- **WORK INSTRUCTION**
Return the lines below that contain "Invoices".

+ + + + + + +

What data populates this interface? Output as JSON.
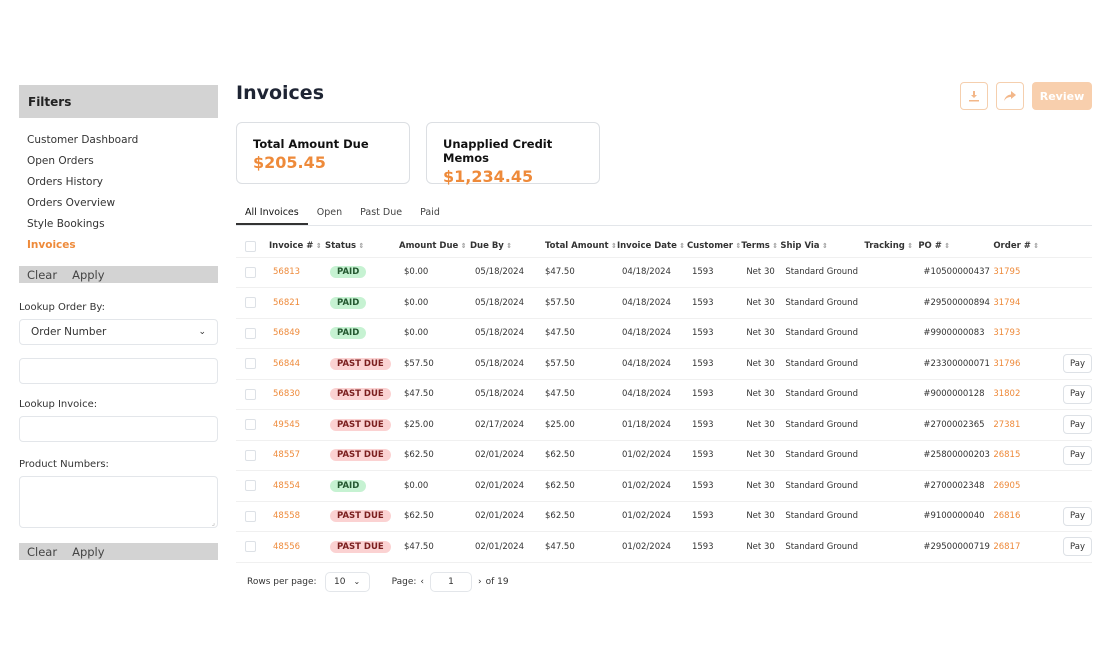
{
  "sidebar": {
    "title": "Filters",
    "nav": [
      "Customer Dashboard",
      "Open Orders",
      "Orders History",
      "Orders Overview",
      "Style Bookings",
      "Invoices"
    ],
    "active_nav": "Invoices",
    "clear_label": "Clear",
    "apply_label": "Apply",
    "lookup_order_label": "Lookup Order By:",
    "lookup_order_value": "Order Number",
    "order_input_value": "",
    "lookup_invoice_label": "Lookup Invoice:",
    "lookup_invoice_value": "",
    "product_numbers_label": "Product Numbers:",
    "product_numbers_value": ""
  },
  "header": {
    "title": "Invoices",
    "download_icon": "download-icon",
    "share_icon": "share-icon",
    "review_label": "Review"
  },
  "cards": [
    {
      "title": "Total Amount Due",
      "value": "$205.45"
    },
    {
      "title": "Unapplied Credit Memos",
      "value": "$1,234.45"
    }
  ],
  "tabs": [
    "All Invoices",
    "Open",
    "Past Due",
    "Paid"
  ],
  "active_tab": "All Invoices",
  "table": {
    "columns": [
      "Invoice #",
      "Status",
      "Amount Due",
      "Due By",
      "Total Amount",
      "Invoice Date",
      "Customer",
      "Terms",
      "Ship Via",
      "Tracking",
      "PO #",
      "Order #"
    ],
    "rows": [
      {
        "invoice": "56813",
        "status": "PAID",
        "amount_due": "$0.00",
        "due_by": "05/18/2024",
        "total": "$47.50",
        "date": "04/18/2024",
        "customer": "1593",
        "terms": "Net 30",
        "ship": "Standard Ground",
        "tracking": "",
        "po": "#10500000437",
        "order": "31795",
        "pay": false
      },
      {
        "invoice": "56821",
        "status": "PAID",
        "amount_due": "$0.00",
        "due_by": "05/18/2024",
        "total": "$57.50",
        "date": "04/18/2024",
        "customer": "1593",
        "terms": "Net 30",
        "ship": "Standard Ground",
        "tracking": "",
        "po": "#29500000894",
        "order": "31794",
        "pay": false
      },
      {
        "invoice": "56849",
        "status": "PAID",
        "amount_due": "$0.00",
        "due_by": "05/18/2024",
        "total": "$47.50",
        "date": "04/18/2024",
        "customer": "1593",
        "terms": "Net 30",
        "ship": "Standard Ground",
        "tracking": "",
        "po": "#9900000083",
        "order": "31793",
        "pay": false
      },
      {
        "invoice": "56844",
        "status": "PAST DUE",
        "amount_due": "$57.50",
        "due_by": "05/18/2024",
        "total": "$57.50",
        "date": "04/18/2024",
        "customer": "1593",
        "terms": "Net 30",
        "ship": "Standard Ground",
        "tracking": "",
        "po": "#23300000071",
        "order": "31796",
        "pay": true
      },
      {
        "invoice": "56830",
        "status": "PAST DUE",
        "amount_due": "$47.50",
        "due_by": "05/18/2024",
        "total": "$47.50",
        "date": "04/18/2024",
        "customer": "1593",
        "terms": "Net 30",
        "ship": "Standard Ground",
        "tracking": "",
        "po": "#9000000128",
        "order": "31802",
        "pay": true
      },
      {
        "invoice": "49545",
        "status": "PAST DUE",
        "amount_due": "$25.00",
        "due_by": "02/17/2024",
        "total": "$25.00",
        "date": "01/18/2024",
        "customer": "1593",
        "terms": "Net 30",
        "ship": "Standard Ground",
        "tracking": "",
        "po": "#2700002365",
        "order": "27381",
        "pay": true
      },
      {
        "invoice": "48557",
        "status": "PAST DUE",
        "amount_due": "$62.50",
        "due_by": "02/01/2024",
        "total": "$62.50",
        "date": "01/02/2024",
        "customer": "1593",
        "terms": "Net 30",
        "ship": "Standard Ground",
        "tracking": "",
        "po": "#25800000203",
        "order": "26815",
        "pay": true
      },
      {
        "invoice": "48554",
        "status": "PAID",
        "amount_due": "$0.00",
        "due_by": "02/01/2024",
        "total": "$62.50",
        "date": "01/02/2024",
        "customer": "1593",
        "terms": "Net 30",
        "ship": "Standard Ground",
        "tracking": "",
        "po": "#2700002348",
        "order": "26905",
        "pay": false
      },
      {
        "invoice": "48558",
        "status": "PAST DUE",
        "amount_due": "$62.50",
        "due_by": "02/01/2024",
        "total": "$62.50",
        "date": "01/02/2024",
        "customer": "1593",
        "terms": "Net 30",
        "ship": "Standard Ground",
        "tracking": "",
        "po": "#9100000040",
        "order": "26816",
        "pay": true
      },
      {
        "invoice": "48556",
        "status": "PAST DUE",
        "amount_due": "$47.50",
        "due_by": "02/01/2024",
        "total": "$47.50",
        "date": "01/02/2024",
        "customer": "1593",
        "terms": "Net 30",
        "ship": "Standard Ground",
        "tracking": "",
        "po": "#29500000719",
        "order": "26817",
        "pay": true
      }
    ],
    "pay_label": "Pay"
  },
  "pagination": {
    "rows_per_page_label": "Rows per page:",
    "rows_per_page": "10",
    "page_label": "Page:",
    "page": "1",
    "of_label": "of 19"
  },
  "colors": {
    "accent": "#ee8a3a",
    "paid_bg": "#c6f2d2",
    "past_due_bg": "#fbd2d2"
  }
}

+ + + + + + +

- **RESULT BELOW**
      "Invoices"
    "active_nav": "Invoices",
    "title": "Invoices",
    "All Invoices",
  "active_tab": "All Invoices",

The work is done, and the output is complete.